Try reading that criticism of the study and imagine it was applied to any other sexually-reproducing species on the planet. What adaptive benefits is “difficulty in obtaining” supposed to bring and what kind of predictions does that idea make? It would be difficult, for instance, to achieve a very thin body; the type usually seen in anorexic people. It’s hard for people to ignore their desires to eat certain foods in certain quantities, especially to the point you begin to physically waste away. Despite that difficulty in achieving the starved look, such bodies are not idealized as attractive. “Difficult to obtain” does not necessary translate into anything adaptively useful.
And, more to the point, even if a preference for difficult-to-obtain bodies per se existed, where would Lisa suggest it came from? Surely, it didn’t fall from the sky. The explanation for a preference for difficult bodies would, at some point, have to reference some kind of evolutionary history. It’s not even close to sufficient to explain a preference by saying, “culture, not evolution, did it,” as if the capacity for developing a culture itself – and any given instantiation of it - exists free from evolution. Despite her claims to the contrary, it is a theoretical benefit to thinking about evolutionary function when developing theories of psychological form; not a methodological problem.
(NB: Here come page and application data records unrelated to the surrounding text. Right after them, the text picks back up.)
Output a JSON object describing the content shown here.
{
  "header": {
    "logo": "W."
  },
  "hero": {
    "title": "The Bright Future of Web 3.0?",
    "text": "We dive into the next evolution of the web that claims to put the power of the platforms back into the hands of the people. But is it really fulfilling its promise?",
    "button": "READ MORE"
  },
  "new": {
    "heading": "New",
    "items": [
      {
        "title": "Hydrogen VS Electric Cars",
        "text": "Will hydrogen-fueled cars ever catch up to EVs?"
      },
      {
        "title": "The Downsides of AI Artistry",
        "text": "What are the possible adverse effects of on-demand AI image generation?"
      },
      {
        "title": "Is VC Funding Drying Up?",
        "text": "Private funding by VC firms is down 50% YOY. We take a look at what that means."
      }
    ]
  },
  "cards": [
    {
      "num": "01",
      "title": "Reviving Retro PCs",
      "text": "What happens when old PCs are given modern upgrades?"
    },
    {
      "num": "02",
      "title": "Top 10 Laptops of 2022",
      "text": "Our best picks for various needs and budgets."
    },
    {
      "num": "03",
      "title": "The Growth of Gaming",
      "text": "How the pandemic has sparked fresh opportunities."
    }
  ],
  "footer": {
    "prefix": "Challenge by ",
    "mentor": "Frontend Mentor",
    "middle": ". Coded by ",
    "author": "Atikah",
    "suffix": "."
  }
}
The only problem I see is that she seems to prefer worse, less-complete explanations to better ones. But, to use her own words, this is “…nothing unique to [her]. Much of this type of [criticism] has the same methodological problems“
If your explanation for a particular type of psychological happening in humans doesn’t work for just about any other species, there’s a very good chance it is incomplete when it comes to explaining the behavior at the very least. For instance, I don’t think anyone would seriously suggest that chimp females entering into their reproductive years “might not have much of an experience with what attractiveness means,” if they favored physically strong males. I’d say it’s fairly common such explanations aren’t even pointing in the right direction a lot of the time, and are more likely to mislead researchers and students than help inform them.
References: Sell, A., Lukazsweki, A., & Townsley, M. (2017). Cues of upper body strength account for most of the variance in men’s bodily attractiveness. Proc. R. Soc. B 284. http://dx.doi.org/10.1098/rspb.2017.1819